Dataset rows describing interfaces

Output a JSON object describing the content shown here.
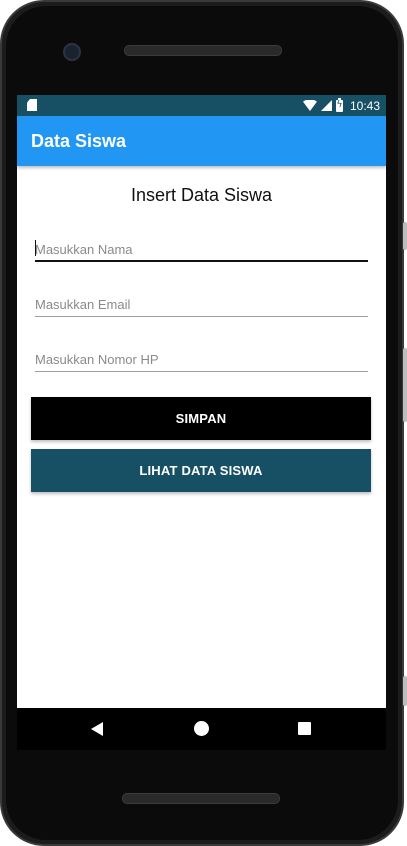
{
  "status_bar": {
    "time": "10:43",
    "icons": [
      "sd-card-icon",
      "wifi-icon",
      "signal-icon",
      "battery-charging-icon"
    ]
  },
  "app_bar": {
    "title": "Data Siswa",
    "color": "#2196f3"
  },
  "form": {
    "heading": "Insert Data Siswa",
    "fields": [
      {
        "placeholder": "Masukkan Nama",
        "value": "",
        "focused": true
      },
      {
        "placeholder": "Masukkan Email",
        "value": "",
        "focused": false
      },
      {
        "placeholder": "Masukkan Nomor HP",
        "value": "",
        "focused": false
      }
    ],
    "save_button": {
      "label": "SIMPAN",
      "color": "#000000"
    },
    "view_button": {
      "label": "LIHAT DATA SISWA",
      "color": "#175065"
    }
  },
  "nav_bar": {
    "icons": [
      "back-icon",
      "home-icon",
      "recent-apps-icon"
    ]
  }
}
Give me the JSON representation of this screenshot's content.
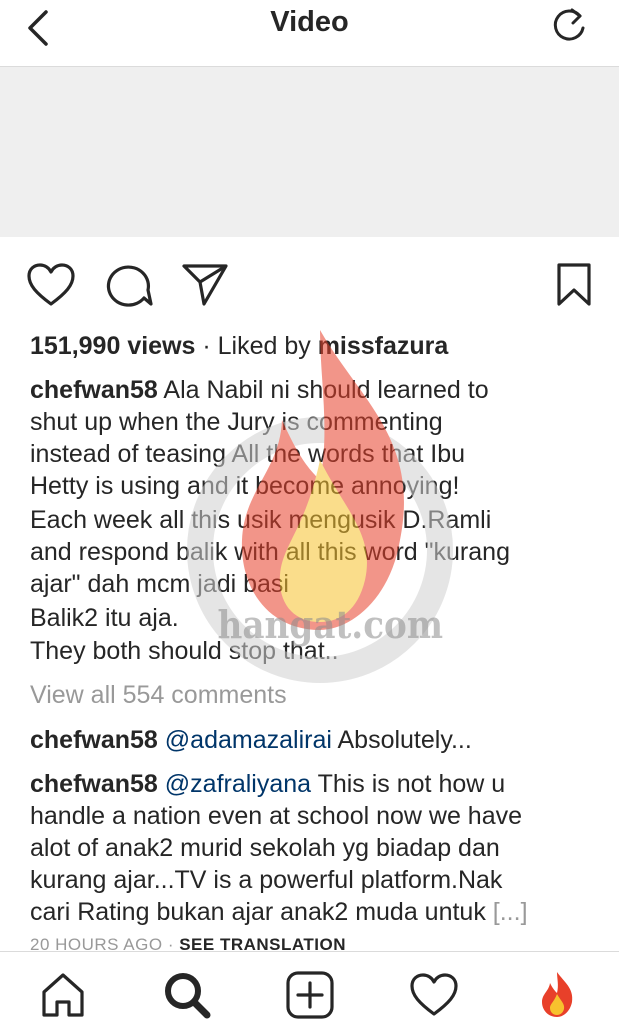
{
  "header": {
    "title": "Video"
  },
  "post": {
    "views": "151,990 views",
    "liked_by_prefix": " · Liked by ",
    "liked_by_user": "missfazura",
    "caption_user": "chefwan58",
    "caption_lines": [
      "Ala Nabil ni should learned to",
      "shut up when the Jury is commenting",
      "instead of teasing All the words that Ibu",
      "Hetty is using and it become annoying!",
      "Each week all this usik mengusik D.Ramli",
      "and respond balik with all this word \"kurang",
      "ajar\" dah mcm jadi basi",
      "Balik2 itu aja.",
      "They both should stop that.."
    ],
    "view_all_comments": "View all 554 comments",
    "comments": [
      {
        "user": "chefwan58",
        "mention": "@adamazalirai",
        "text": " Absolutely..."
      },
      {
        "user": "chefwan58",
        "mention": "@zafraliyana",
        "text_first": " This is not how u",
        "text_lines": [
          "handle a nation even at school now we have",
          "alot of anak2 murid sekolah yg biadap dan",
          "kurang ajar...TV is a powerful platform.Nak"
        ],
        "text_last": "cari Rating bukan ajar anak2 muda untuk ",
        "more": "[...]"
      }
    ],
    "time_ago": "20 HOURS AGO",
    "separator": " · ",
    "see_translation": "SEE TRANSLATION"
  },
  "watermark": {
    "text": "hangat.com"
  },
  "icons": {
    "back": "chevron-left-icon",
    "refresh": "refresh-icon",
    "like": "heart-icon",
    "comment": "comment-icon",
    "share": "send-icon",
    "save": "bookmark-icon",
    "tabs": [
      "home-icon",
      "search-icon",
      "new-post-icon",
      "activity-heart-icon",
      "profile-flame-icon"
    ]
  },
  "colors": {
    "link": "#003569",
    "muted": "#999999",
    "text": "#262626",
    "flame_red": "#e8402a",
    "flame_yellow": "#f7c22e"
  }
}
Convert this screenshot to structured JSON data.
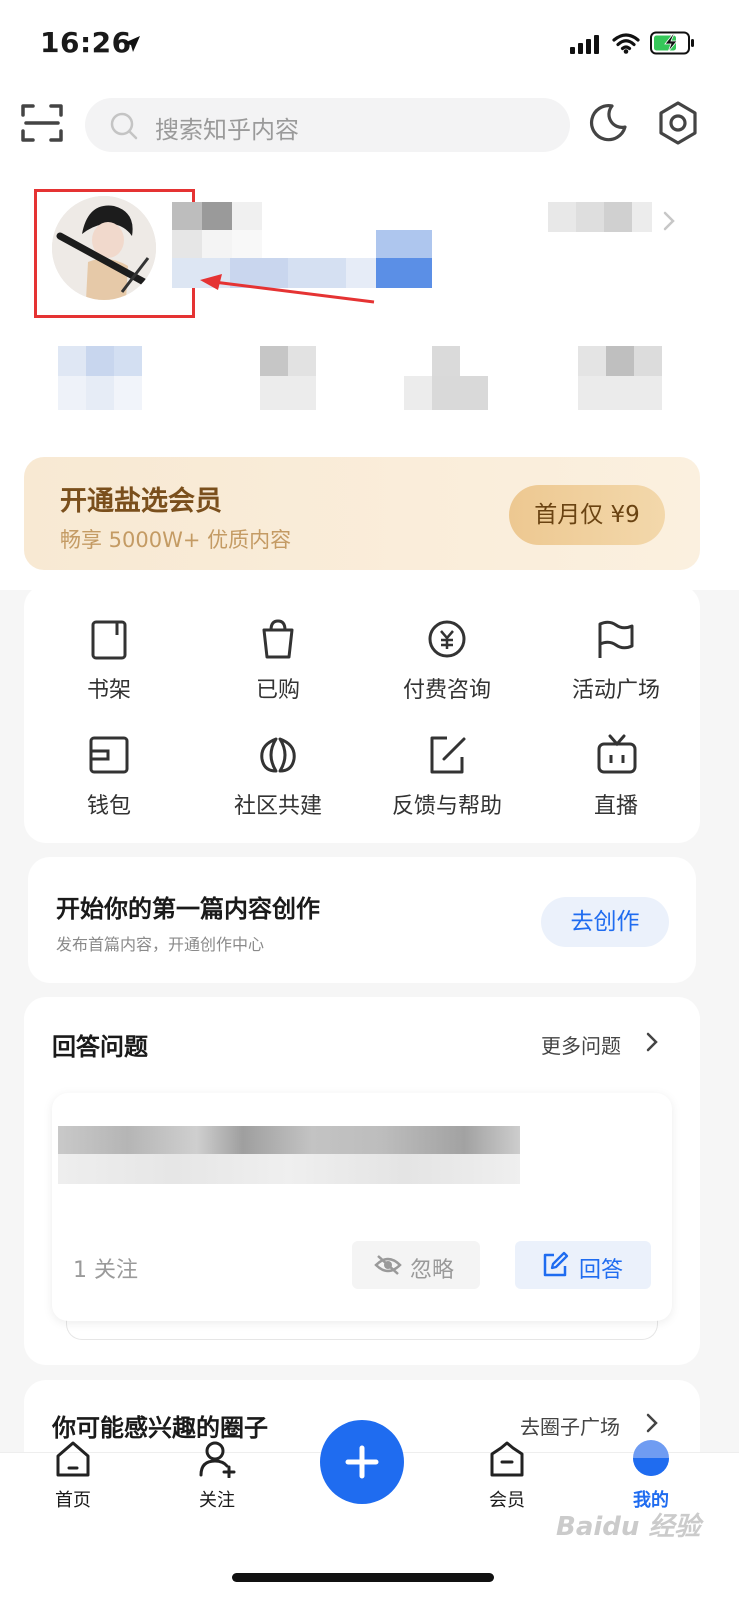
{
  "status_bar": {
    "time": "16:26"
  },
  "header": {
    "search_placeholder": "搜索知乎内容"
  },
  "vip_banner": {
    "title": "开通盐选会员",
    "subtitle": "畅享 5000W+ 优质内容",
    "button": "首月仅 ¥9"
  },
  "grid": {
    "items": [
      {
        "label": "书架",
        "icon": "bookshelf-icon"
      },
      {
        "label": "已购",
        "icon": "shopping-bag-icon"
      },
      {
        "label": "付费咨询",
        "icon": "paid-consult-icon"
      },
      {
        "label": "活动广场",
        "icon": "flag-icon"
      },
      {
        "label": "钱包",
        "icon": "wallet-icon"
      },
      {
        "label": "社区共建",
        "icon": "community-icon"
      },
      {
        "label": "反馈与帮助",
        "icon": "edit-feedback-icon"
      },
      {
        "label": "直播",
        "icon": "tv-icon"
      }
    ]
  },
  "create_card": {
    "title": "开始你的第一篇内容创作",
    "subtitle": "发布首篇内容，开通创作中心",
    "button": "去创作"
  },
  "answer_card": {
    "title": "回答问题",
    "more": "更多问题",
    "followers": "1 关注",
    "ignore": "忽略",
    "answer": "回答"
  },
  "circles": {
    "title": "你可能感兴趣的圈子",
    "more": "去圈子广场"
  },
  "bottom_nav": {
    "home": "首页",
    "follow": "关注",
    "member": "会员",
    "mine": "我的"
  },
  "watermark": "Baidu 经验",
  "colors": {
    "accent": "#1f6cf0",
    "vip_text": "#8a5a20",
    "highlight_box": "#e53333"
  }
}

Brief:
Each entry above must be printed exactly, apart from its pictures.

Response for this exercise:
Output a JSON object describing the content shown here.
{
  "status_bar": {
    "time": "10:43",
    "icons": [
      "sd-card-icon",
      "wifi-icon",
      "signal-icon",
      "battery-charging-icon"
    ]
  },
  "app_bar": {
    "title": "Data Siswa",
    "color": "#2196f3"
  },
  "form": {
    "heading": "Insert Data Siswa",
    "fields": [
      {
        "placeholder": "Masukkan Nama",
        "value": "",
        "focused": true
      },
      {
        "placeholder": "Masukkan Email",
        "value": "",
        "focused": false
      },
      {
        "placeholder": "Masukkan Nomor HP",
        "value": "",
        "focused": false
      }
    ],
    "save_button": {
      "label": "SIMPAN",
      "color": "#000000"
    },
    "view_button": {
      "label": "LIHAT DATA SISWA",
      "color": "#175065"
    }
  },
  "nav_bar": {
    "icons": [
      "back-icon",
      "home-icon",
      "recent-apps-icon"
    ]
  }
}
Give me the JSON representation of this screenshot's content.
{
  "header": {
    "title": "Video"
  },
  "post": {
    "views": "151,990 views",
    "liked_by_prefix": " · Liked by ",
    "liked_by_user": "missfazura",
    "caption_user": "chefwan58",
    "caption_lines": [
      "Ala Nabil ni should learned to",
      "shut up when the Jury is commenting",
      "instead of teasing All the words that Ibu",
      "Hetty is using and it become annoying!",
      "Each week all this usik mengusik D.Ramli",
      "and respond balik with all this word \"kurang",
      "ajar\" dah mcm jadi basi",
      "Balik2 itu aja.",
      "They both should stop that.."
    ],
    "view_all_comments": "View all 554 comments",
    "comments": [
      {
        "user": "chefwan58",
        "mention": "@adamazalirai",
        "text": " Absolutely..."
      },
      {
        "user": "chefwan58",
        "mention": "@zafraliyana",
        "text_first": " This is not how u",
        "text_lines": [
          "handle a nation even at school now we have",
          "alot of anak2 murid sekolah yg biadap dan",
          "kurang ajar...TV is a powerful platform.Nak"
        ],
        "text_last": "cari Rating bukan ajar anak2 muda untuk ",
        "more": "[...]"
      }
    ],
    "time_ago": "20 HOURS AGO",
    "separator": " · ",
    "see_translation": "SEE TRANSLATION"
  },
  "watermark": {
    "text": "hangat.com"
  },
  "icons": {
    "back": "chevron-left-icon",
    "refresh": "refresh-icon",
    "like": "heart-icon",
    "comment": "comment-icon",
    "share": "send-icon",
    "save": "bookmark-icon",
    "tabs": [
      "home-icon",
      "search-icon",
      "new-post-icon",
      "activity-heart-icon",
      "profile-flame-icon"
    ]
  },
  "colors": {
    "link": "#003569",
    "muted": "#999999",
    "text": "#262626",
    "flame_red": "#e8402a",
    "flame_yellow": "#f7c22e"
  }
}
Convert this screenshot to structured JSON data.
{
  "status_bar": {
    "time": "16:26"
  },
  "header": {
    "search_placeholder": "搜索知乎内容"
  },
  "vip_banner": {
    "title": "开通盐选会员",
    "subtitle": "畅享 5000W+ 优质内容",
    "button": "首月仅 ¥9"
  },
  "grid": {
    "items": [
      {
        "label": "书架",
        "icon": "bookshelf-icon"
      },
      {
        "label": "已购",
        "icon": "shopping-bag-icon"
      },
      {
        "label": "付费咨询",
        "icon": "paid-consult-icon"
      },
      {
        "label": "活动广场",
        "icon": "flag-icon"
      },
      {
        "label": "钱包",
        "icon": "wallet-icon"
      },
      {
        "label": "社区共建",
        "icon": "community-icon"
      },
      {
        "label": "反馈与帮助",
        "icon": "edit-feedback-icon"
      },
      {
        "label": "直播",
        "icon": "tv-icon"
      }
    ]
  },
  "create_card": {
    "title": "开始你的第一篇内容创作",
    "subtitle": "发布首篇内容，开通创作中心",
    "button": "去创作"
  },
  "answer_card": {
    "title": "回答问题",
    "more": "更多问题",
    "followers": "1 关注",
    "ignore": "忽略",
    "answer": "回答"
  },
  "circles": {
    "title": "你可能感兴趣的圈子",
    "more": "去圈子广场"
  },
  "bottom_nav": {
    "home": "首页",
    "follow": "关注",
    "member": "会员",
    "mine": "我的"
  },
  "watermark": "Baidu 经验",
  "colors": {
    "accent": "#1f6cf0",
    "vip_text": "#8a5a20",
    "highlight_box": "#e53333"
  }
}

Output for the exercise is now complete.